Florida schools roundup: Recess, charters, alternative schools and more

Recess bill advances: A bill requiring mandatory daily recess of at least 20 minutes for all Florida K-5 students passes the state Senate Education Committee. Sen. Anitere Flores, R-Miami, said the bill showed “the power of advocacy, of parents” who pushed legislators to act when local school boards would not. The bill now goes to the Senate PreK-12 Appropriations Committee for consideration. Miami HeraldAssociated PressFlorida Politics.

Charter facilities funding: The Senate Education Committee approves a bill that would send a proportional share of a district’s property tax revenue to charter schools based on enrollment, with more money attached for those schools that have large low-income or special needs populations. But a second bill that would have increase districts’ local tax authority is delayed. Supporters say the measures need to move forward together to allow districts to catch up on construction that’s been backlogged since the recession. redefinED. News Service of Florida. Politico Florida.

Hidden dropouts: Alternative schools increasingly are being used by public schools as places to hide struggling, problem students who might otherwise drag down a school’s graduation rate, test scores and grade, according to an investigation by ProPublica, a nonprofit investigative journalism website. The Orange County School District is one of 83 U.S. school districts that bumped its graduate rate by at least a percentage point between 2010 and 2014 by sending an increasing number of students into alternative schools. ProPublica.

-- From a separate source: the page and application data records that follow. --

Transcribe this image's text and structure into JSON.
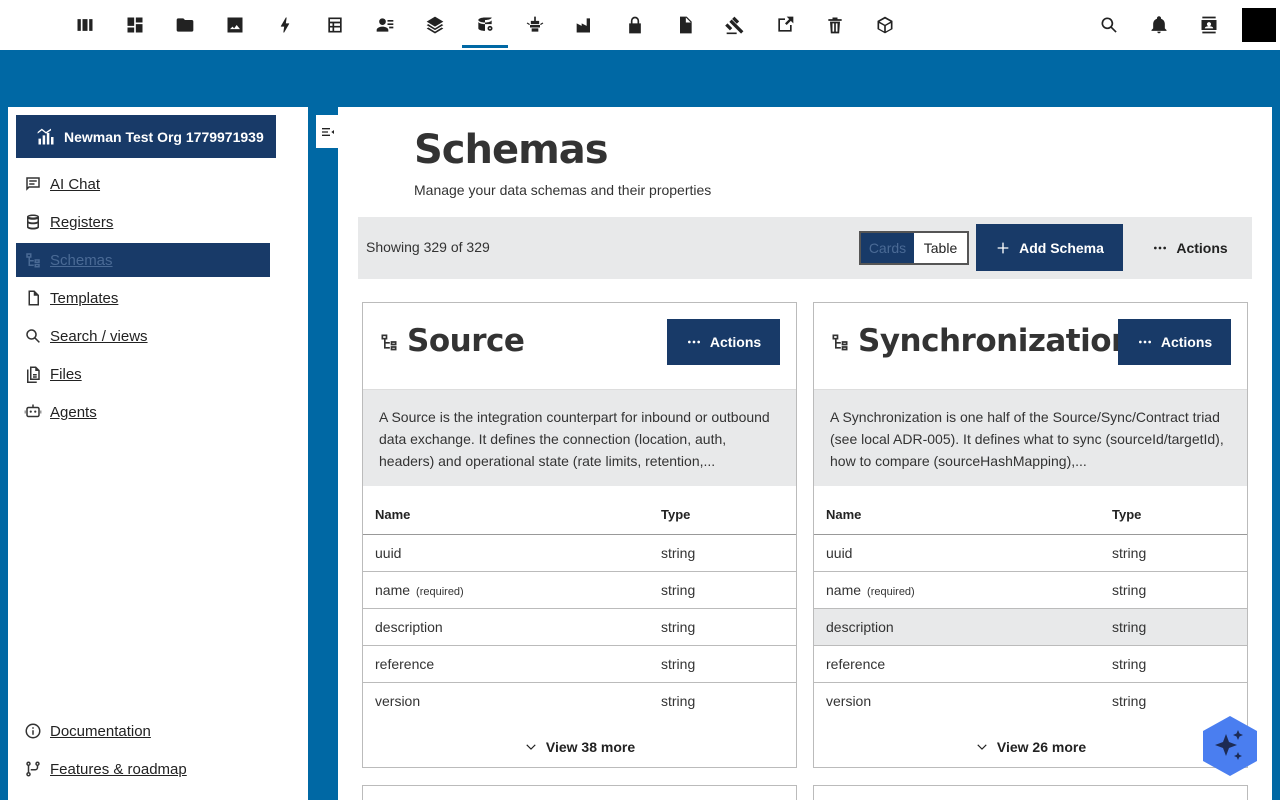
{
  "topbar": {
    "apps": [
      {
        "icon": "dashboard-columns-icon",
        "active": false
      },
      {
        "icon": "grid-icon",
        "active": false
      },
      {
        "icon": "folder-icon",
        "active": false
      },
      {
        "icon": "image-icon",
        "active": false
      },
      {
        "icon": "lightning-icon",
        "active": false
      },
      {
        "icon": "calendar-table-icon",
        "active": false
      },
      {
        "icon": "contacts-icon",
        "active": false
      },
      {
        "icon": "layers-icon",
        "active": false
      },
      {
        "icon": "database-cog-icon",
        "active": true
      },
      {
        "icon": "bug-icon",
        "active": false
      },
      {
        "icon": "factory-icon",
        "active": false
      },
      {
        "icon": "lock-icon",
        "active": false
      },
      {
        "icon": "document-icon",
        "active": false
      },
      {
        "icon": "gavel-icon",
        "active": false
      },
      {
        "icon": "export-box-icon",
        "active": false
      },
      {
        "icon": "trash-icon",
        "active": false
      },
      {
        "icon": "cube-icon",
        "active": false
      }
    ],
    "right_icons": [
      "search-icon",
      "bell-icon",
      "contact-card-icon"
    ]
  },
  "sidebar": {
    "org_name": "Newman Test Org 1779971939",
    "items": [
      {
        "label": "AI Chat",
        "icon": "chat-icon"
      },
      {
        "label": "Registers",
        "icon": "database-icon"
      },
      {
        "label": "Schemas",
        "icon": "schema-icon",
        "active": true
      },
      {
        "label": "Templates",
        "icon": "file-icon"
      },
      {
        "label": "Search / views",
        "icon": "search-icon"
      },
      {
        "label": "Files",
        "icon": "files-icon"
      },
      {
        "label": "Agents",
        "icon": "robot-icon"
      }
    ],
    "bottom_items": [
      {
        "label": "Documentation",
        "icon": "info-icon"
      },
      {
        "label": "Features & roadmap",
        "icon": "roadmap-icon"
      }
    ]
  },
  "main": {
    "title": "Schemas",
    "subtitle": "Manage your data schemas and their properties",
    "toolbar": {
      "count_text": "Showing 329 of 329",
      "view_cards": "Cards",
      "view_table": "Table",
      "add_label": "Add Schema",
      "actions_label": "Actions"
    },
    "table_headers": {
      "name": "Name",
      "type": "Type"
    },
    "cards": [
      {
        "name": "Source",
        "actions_label": "Actions",
        "description": "A Source is the integration counterpart for inbound or outbound data exchange. It defines the connection (location, auth, headers) and operational state (rate limits, retention,...",
        "properties": [
          {
            "name": "uuid",
            "required": "",
            "type": "string"
          },
          {
            "name": "name",
            "required": "(required)",
            "type": "string"
          },
          {
            "name": "description",
            "required": "",
            "type": "string"
          },
          {
            "name": "reference",
            "required": "",
            "type": "string"
          },
          {
            "name": "version",
            "required": "",
            "type": "string"
          }
        ],
        "more_label": "View 38 more"
      },
      {
        "name": "Synchronization",
        "actions_label": "Actions",
        "description": "A Synchronization is one half of the Source/Sync/Contract triad (see local ADR-005). It defines what to sync (sourceId/targetId), how to compare (sourceHashMapping),...",
        "properties": [
          {
            "name": "uuid",
            "required": "",
            "type": "string"
          },
          {
            "name": "name",
            "required": "(required)",
            "type": "string"
          },
          {
            "name": "description",
            "required": "",
            "type": "string"
          },
          {
            "name": "reference",
            "required": "",
            "type": "string"
          },
          {
            "name": "version",
            "required": "",
            "type": "string"
          }
        ],
        "more_label": "View 26 more"
      }
    ]
  },
  "colors": {
    "brand_blue": "#0068a4",
    "navy": "#183a68",
    "fab_blue": "#4a7ef0"
  }
}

Florida 4th in AP: Florida ranks fourth in the nation in the percentage of students taking and passing at least one Advanced Placement course, according to the College Board, the organization that runs the AP program. In Florida’s class of 2016, 29.5 percent passed at least one AP exam. That’s over the national average of 21.9 percent and 11 percentage points better than 10 years ago. Orlando Sentinel. Continue Reading →